Without wanting to overload you with new terminology, you might notice that these features also vary in linguistic complexity. T-glottaling is only phonological, in that it just requires knowledge of the phonological variants /t/ and /ʔ/. Both of these sounds can easily be substituted for the other at the end of any word. However, to ‘g-drop’ in a native-like manner requires additional knowledge, as not all ‘ings’ are created equal – compare the ‘ing’ in ‘king’ versus ‘walking’.  We can pronounce the last syllable of ‘walking’ as either /kɪn/ or /kɪŋ/, but we can’t pronounce /kɪŋ/ as /kɪn/ without changing the meaning of the word. Learning where we can and cannot ‘drop the g’ requires knowledge of both the phonological variants and the grammatical difference between these two types of ‘ing’.

As such, it’s harder to learn the relevant linguistic constraints for ‘g-dropping’ than t-glottaling, making the glottal stop a great candidate for non-native speakers to pick up – and that could be partly why the Czech speaker’s English sounds very fluent and native-like!

12 March 2018

Recording of the week: A singing rat

This week's selection comes from Richard Ranft, Head of Sound and Vision.

Even among wildlife sound recordists accustomed to capturing unusual sounds, it is a surprise to hear the sound of a rat, and one which literally sings, with a change in pitch and rhythm.

Amazon bamboo rats are a family of large tree rats found in the jungles of south America. While recording forests sounds on an expedition in south-east Peru in 1985, I often heard this sound at night, but didn’t believe locals who claimed it was made by a rat.

I had heard rare recordings in the British Library’s unique sound collections of high-pitched sounds made by the laboratory rat and the widely distributed Brown Rat. But this sound seemed, well, so unrat-like. It was also frustratingly hard for me to record, as whatever creature was making it only vocalised rarely, for a few seconds before going silent, at night in the pitch blackness of the tropical forests, from within dense clumps of bamboo near where I was encamped.

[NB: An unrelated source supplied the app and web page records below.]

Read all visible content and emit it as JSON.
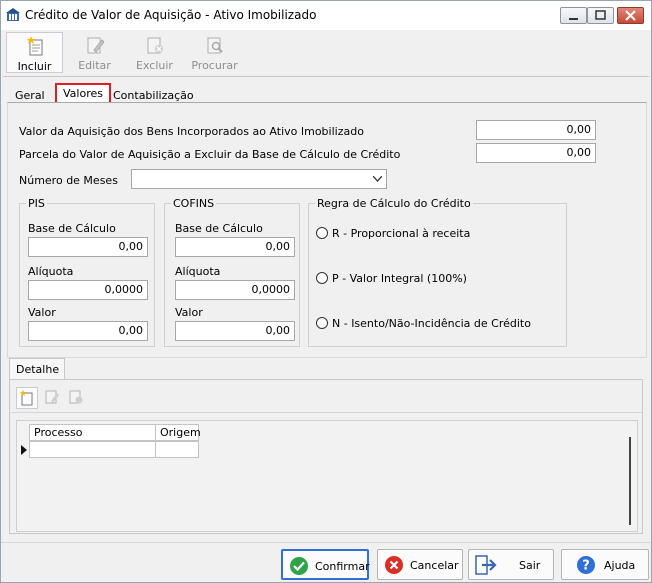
{
  "window": {
    "title": "Crédito de Valor de Aquisição - Ativo Imobilizado",
    "colors": {
      "accent": "#2f6fd6",
      "highlight": "#e31b23",
      "close": "#c64a35"
    }
  },
  "toolbar": {
    "incluir": "Incluir",
    "editar": "Editar",
    "excluir": "Excluir",
    "procurar": "Procurar"
  },
  "tabs": {
    "geral": "Geral",
    "valores": "Valores",
    "contabilizacao": "Contabilização"
  },
  "fields": {
    "valor_aquisicao_label": "Valor da Aquisição dos Bens Incorporados ao Ativo Imobilizado",
    "valor_aquisicao": "0,00",
    "parcela_label": "Parcela do Valor de Aquisição a Excluir da Base de Cálculo de Crédito",
    "parcela": "0,00",
    "numero_meses_label": "Número de Meses",
    "numero_meses": ""
  },
  "pis": {
    "title": "PIS",
    "base_label": "Base de Cálculo",
    "base": "0,00",
    "aliquota_label": "Alíquota",
    "aliquota": "0,0000",
    "valor_label": "Valor",
    "valor": "0,00"
  },
  "cofins": {
    "title": "COFINS",
    "base_label": "Base de Cálculo",
    "base": "0,00",
    "aliquota_label": "Alíquota",
    "aliquota": "0,0000",
    "valor_label": "Valor",
    "valor": "0,00"
  },
  "regra": {
    "title": "Regra de Cálculo do Crédito",
    "options": [
      "R - Proporcional à receita",
      "P - Valor Integral (100%)",
      "N - Isento/Não-Incidência de Crédito"
    ]
  },
  "detalhe": {
    "tab": "Detalhe",
    "columns": [
      "Processo",
      "Origem"
    ]
  },
  "actions": {
    "confirmar": "Confirmar",
    "cancelar": "Cancelar",
    "sair": "Sair",
    "ajuda": "Ajuda"
  }
}
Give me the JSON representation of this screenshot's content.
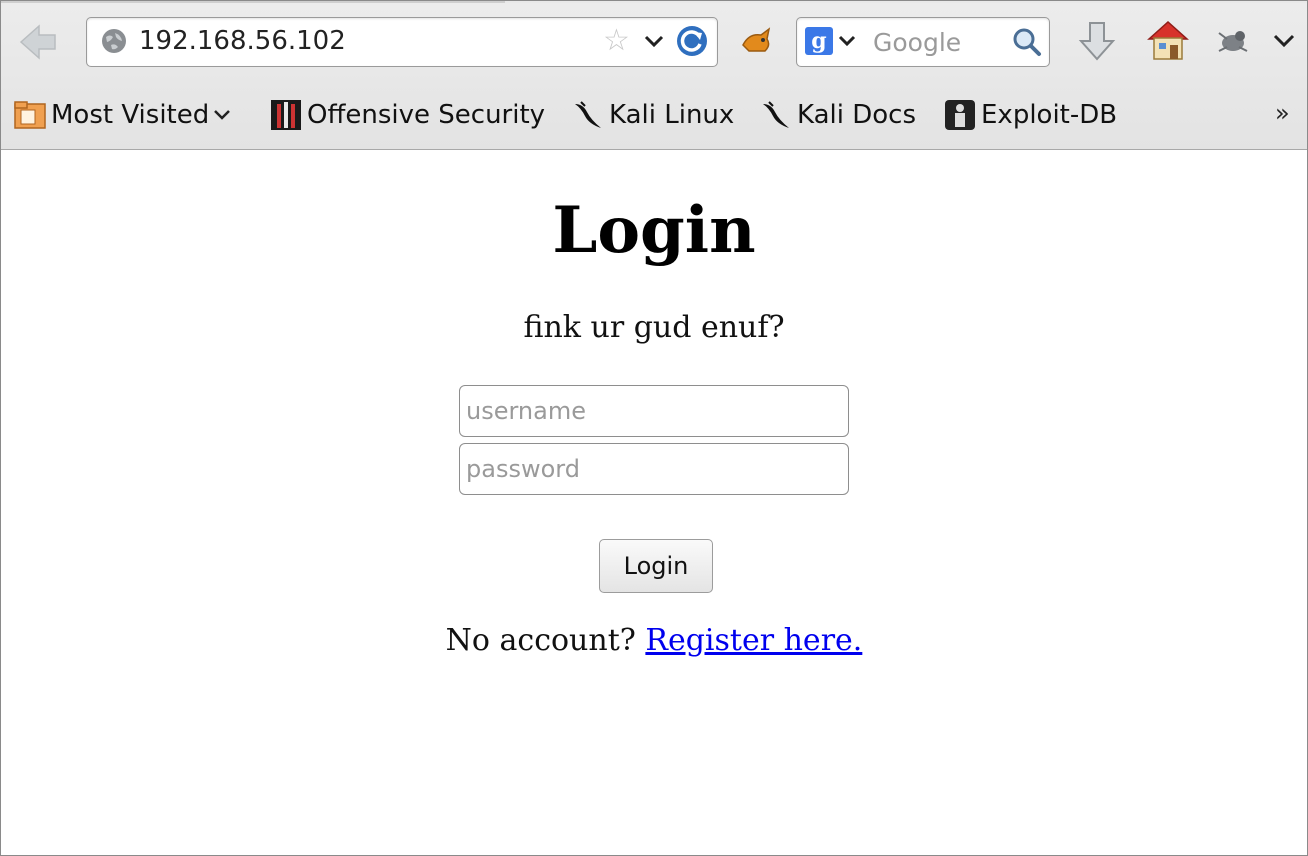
{
  "browser": {
    "url": "192.168.56.102",
    "search_placeholder": "Google",
    "bookmarks": [
      {
        "label": "Most Visited"
      },
      {
        "label": "Offensive Security"
      },
      {
        "label": "Kali Linux"
      },
      {
        "label": "Kali Docs"
      },
      {
        "label": "Exploit-DB"
      }
    ],
    "overflow_label": "»"
  },
  "login": {
    "heading": "Login",
    "tagline": "fink ur gud enuf?",
    "username_placeholder": "username",
    "password_placeholder": "password",
    "submit_label": "Login",
    "no_account_text": "No account?",
    "register_link": "Register here."
  },
  "colors": {
    "link": "#0000ee",
    "chrome": "#e6e6e6"
  }
}
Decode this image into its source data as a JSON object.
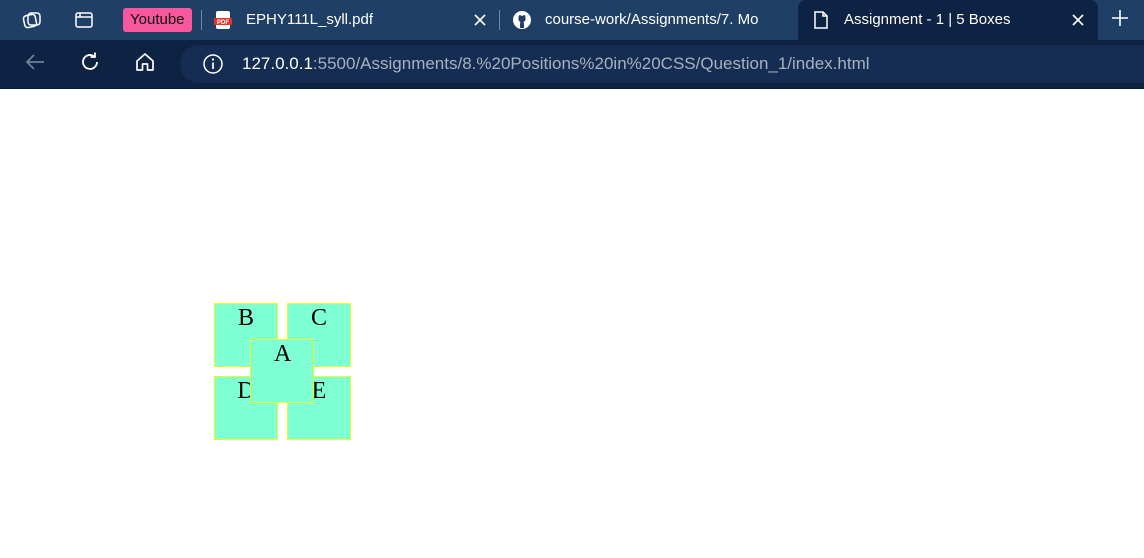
{
  "browser": {
    "tabs": [
      {
        "title": "Youtube",
        "kind": "bookmark-pill",
        "color": "#f7579c"
      },
      {
        "title": "EPHY111L_syll.pdf",
        "icon": "pdf-icon",
        "closable": true
      },
      {
        "title": "course-work/Assignments/7. Mo",
        "icon": "github-icon"
      },
      {
        "title": "Assignment - 1 | 5 Boxes",
        "icon": "page-icon",
        "active": true,
        "closable": true
      }
    ],
    "address": {
      "host": "127.0.0.1",
      "path": ":5500/Assignments/8.%20Positions%20in%20CSS/Question_1/index.html"
    },
    "colors": {
      "tabstrip": "#1f3f66",
      "toolbar": "#0e2343",
      "addressbar": "#152d52"
    }
  },
  "page": {
    "boxes": [
      {
        "label": "A",
        "fill": "#7fffd4",
        "border": "#e9ff1f"
      },
      {
        "label": "B",
        "fill": "#7fffd4",
        "border": "#e9ff1f"
      },
      {
        "label": "C",
        "fill": "#7fffd4",
        "border": "#e9ff1f"
      },
      {
        "label": "D",
        "fill": "#7fffd4",
        "border": "#e9ff1f"
      },
      {
        "label": "E",
        "fill": "#7fffd4",
        "border": "#e9ff1f"
      }
    ]
  }
}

When I finally got this recording after many failed attempts, I was determined to identify the source. So I crept nearer and nearer over a period of about 15 minutes, expecting to see a large frog. Luckily it called again, and I was ready to switch on my torch. There in the light-beam, partly hidden by bamboo stems and leaves, was indeed a furry bamboo rat. Mystery solved! The call is used as a territorial signal to its own kind, much as a bird sings a song in its territory.

AmazonBambooRat

Drawing of an Amazon bamboo rat (illustration by Asohn19262 / CC-BY-SA)

Follow @soundarchive for all the latest news.

08 March 2018

Laurie Anderson at the ICA - #IWD2018

Happy International Women’s Day!

Here is a recording of composer-musician, performance artist and filmmaker Laurie Anderson in conversation with art critic Sarah Kent, at the Institute of Contemporary Arts, London, 26 November 1990.

Laurie Anderson _Image CC BY Maria Zaikina on flickrLaurie Anderson. Image CC BY Maria Zaikina on Flickr.

Anderson talks about the use of voices (both male and female) in her performances, to highlight positions of power and authority, and to make remarks on gender politics.

She also talks about the relationship between live performance and recordings, her sources of inspiration, and the making of her album Strange Angels which she explains had its origins in a casual conversation at an airport - with a stranger who turned out to be film director Wim Wenders.

The interview goes on for about half an hour followed by an audience Q&A.

For more recordings of performance, drama, and literature at the British Library check our Sound and Moving Image catalogue  and follow us on @BL_DramaSound